> RECORDS FOR PROCESSING:

▼▼▼

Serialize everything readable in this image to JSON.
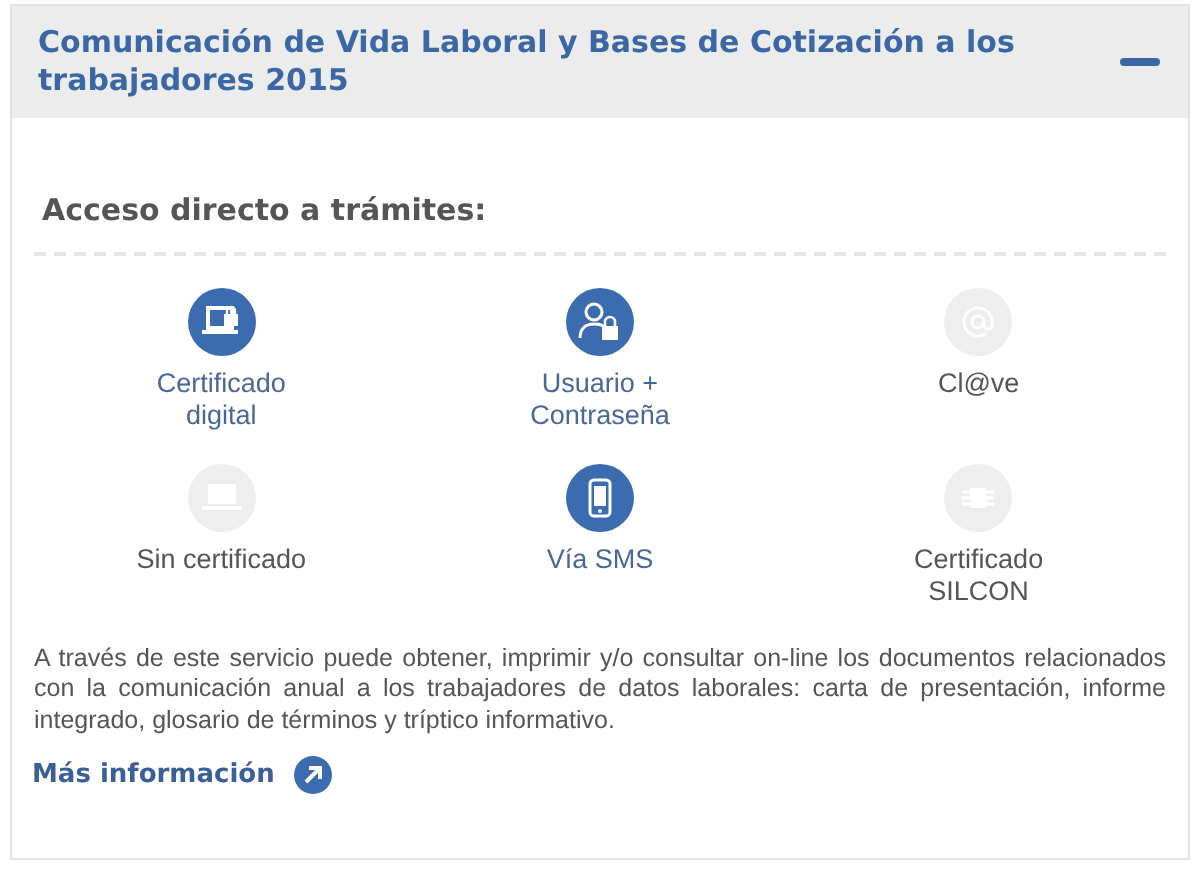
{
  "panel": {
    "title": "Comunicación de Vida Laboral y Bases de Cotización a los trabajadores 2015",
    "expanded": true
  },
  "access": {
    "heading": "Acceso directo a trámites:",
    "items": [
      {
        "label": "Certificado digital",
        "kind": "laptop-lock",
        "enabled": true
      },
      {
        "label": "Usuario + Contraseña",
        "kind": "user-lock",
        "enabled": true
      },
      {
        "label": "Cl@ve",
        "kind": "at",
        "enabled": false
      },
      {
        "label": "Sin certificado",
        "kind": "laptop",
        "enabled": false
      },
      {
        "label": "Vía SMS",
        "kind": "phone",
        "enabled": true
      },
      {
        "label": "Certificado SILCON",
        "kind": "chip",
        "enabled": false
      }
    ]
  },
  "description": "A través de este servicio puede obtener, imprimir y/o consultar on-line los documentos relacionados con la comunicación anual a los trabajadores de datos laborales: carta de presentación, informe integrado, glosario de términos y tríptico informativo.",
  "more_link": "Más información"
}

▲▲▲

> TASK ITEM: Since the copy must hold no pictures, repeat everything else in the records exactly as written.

> ANSWER AREA:
Serialize everything readable in this image to JSON.
{
  "panel": {
    "title": "Comunicación de Vida Laboral y Bases de Cotización a los trabajadores 2015",
    "expanded": true
  },
  "access": {
    "heading": "Acceso directo a trámites:",
    "items": [
      {
        "label": "Certificado digital",
        "kind": "laptop-lock",
        "enabled": true
      },
      {
        "label": "Usuario + Contraseña",
        "kind": "user-lock",
        "enabled": true
      },
      {
        "label": "Cl@ve",
        "kind": "at",
        "enabled": false
      },
      {
        "label": "Sin certificado",
        "kind": "laptop",
        "enabled": false
      },
      {
        "label": "Vía SMS",
        "kind": "phone",
        "enabled": true
      },
      {
        "label": "Certificado SILCON",
        "kind": "chip",
        "enabled": false
      }
    ]
  },
  "description": "A través de este servicio puede obtener, imprimir y/o consultar on-line los documentos relacionados con la comunicación anual a los trabajadores de datos laborales: carta de presentación, informe integrado, glosario de términos y tríptico informativo.",
  "more_link": "Más información"
}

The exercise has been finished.